Work to complete: Copy out all lines from the material that contain the string "name".

Extracted data:
:::::

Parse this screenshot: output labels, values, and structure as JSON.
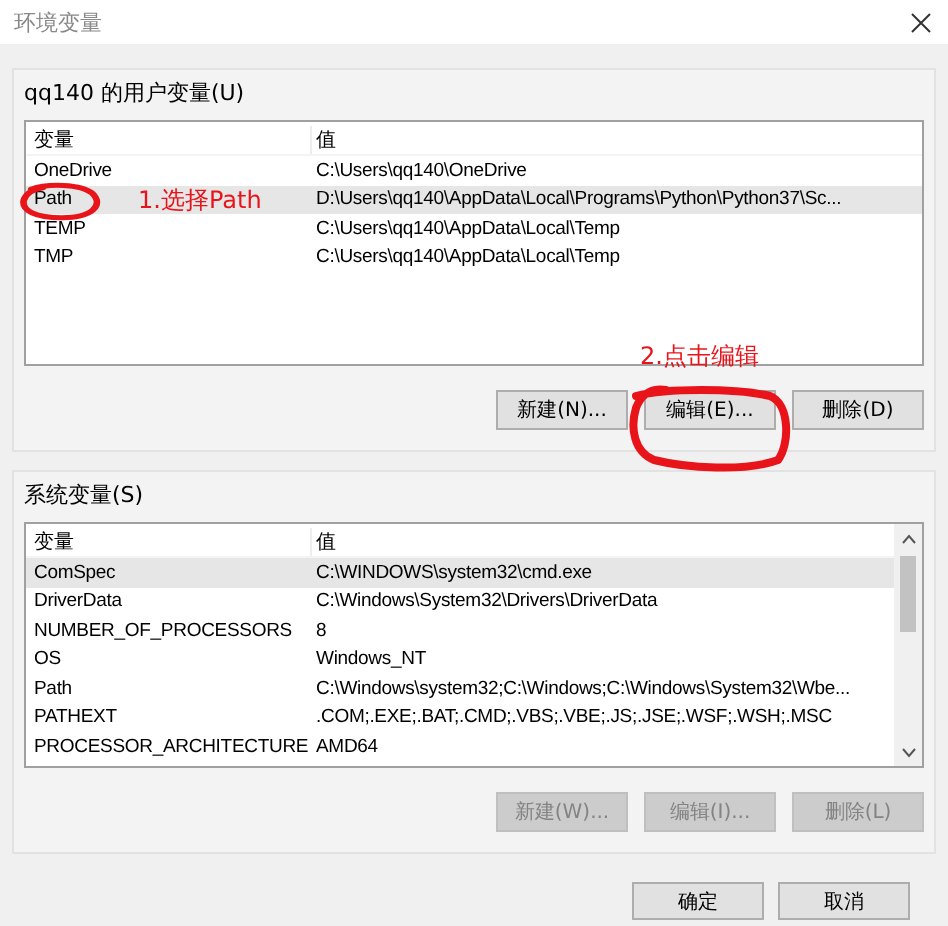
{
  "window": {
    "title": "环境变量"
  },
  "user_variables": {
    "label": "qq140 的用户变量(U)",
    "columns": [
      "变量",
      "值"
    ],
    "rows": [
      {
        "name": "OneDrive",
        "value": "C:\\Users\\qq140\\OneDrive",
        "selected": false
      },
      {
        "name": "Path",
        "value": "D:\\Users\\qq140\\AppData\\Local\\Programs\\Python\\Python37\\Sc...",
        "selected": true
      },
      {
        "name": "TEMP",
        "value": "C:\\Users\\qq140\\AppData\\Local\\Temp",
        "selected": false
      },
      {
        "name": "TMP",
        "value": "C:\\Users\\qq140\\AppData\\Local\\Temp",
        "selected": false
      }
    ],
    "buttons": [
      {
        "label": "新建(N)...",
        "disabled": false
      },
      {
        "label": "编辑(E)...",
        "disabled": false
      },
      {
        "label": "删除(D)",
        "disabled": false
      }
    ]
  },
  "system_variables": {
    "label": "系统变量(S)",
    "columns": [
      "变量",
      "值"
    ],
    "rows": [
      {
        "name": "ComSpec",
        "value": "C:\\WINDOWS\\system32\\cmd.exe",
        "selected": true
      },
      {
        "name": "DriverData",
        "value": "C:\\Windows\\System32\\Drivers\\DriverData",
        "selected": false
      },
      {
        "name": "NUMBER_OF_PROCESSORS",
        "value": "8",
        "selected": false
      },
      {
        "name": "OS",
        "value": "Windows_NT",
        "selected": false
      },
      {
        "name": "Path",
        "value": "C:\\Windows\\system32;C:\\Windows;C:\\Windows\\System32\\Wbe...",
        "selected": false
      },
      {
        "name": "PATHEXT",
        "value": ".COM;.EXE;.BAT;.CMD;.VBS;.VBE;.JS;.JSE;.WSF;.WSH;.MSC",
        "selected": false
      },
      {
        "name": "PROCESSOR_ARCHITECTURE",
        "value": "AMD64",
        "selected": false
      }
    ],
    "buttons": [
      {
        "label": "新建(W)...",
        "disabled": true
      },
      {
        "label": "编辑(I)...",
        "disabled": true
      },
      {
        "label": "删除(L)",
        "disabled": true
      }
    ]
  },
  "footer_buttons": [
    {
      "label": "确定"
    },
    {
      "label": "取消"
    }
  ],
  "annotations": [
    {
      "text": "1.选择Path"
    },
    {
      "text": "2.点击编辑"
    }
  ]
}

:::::

Completed exercise:
        "name": "OneDrive",
        "name": "Path",
        "name": "TEMP",
        "name": "TMP",
        "name": "ComSpec",
        "name": "DriverData",
        "name": "NUMBER_OF_PROCESSORS",
        "name": "OS",
        "name": "Path",
        "name": "PATHEXT",
        "name": "PROCESSOR_ARCHITECTURE",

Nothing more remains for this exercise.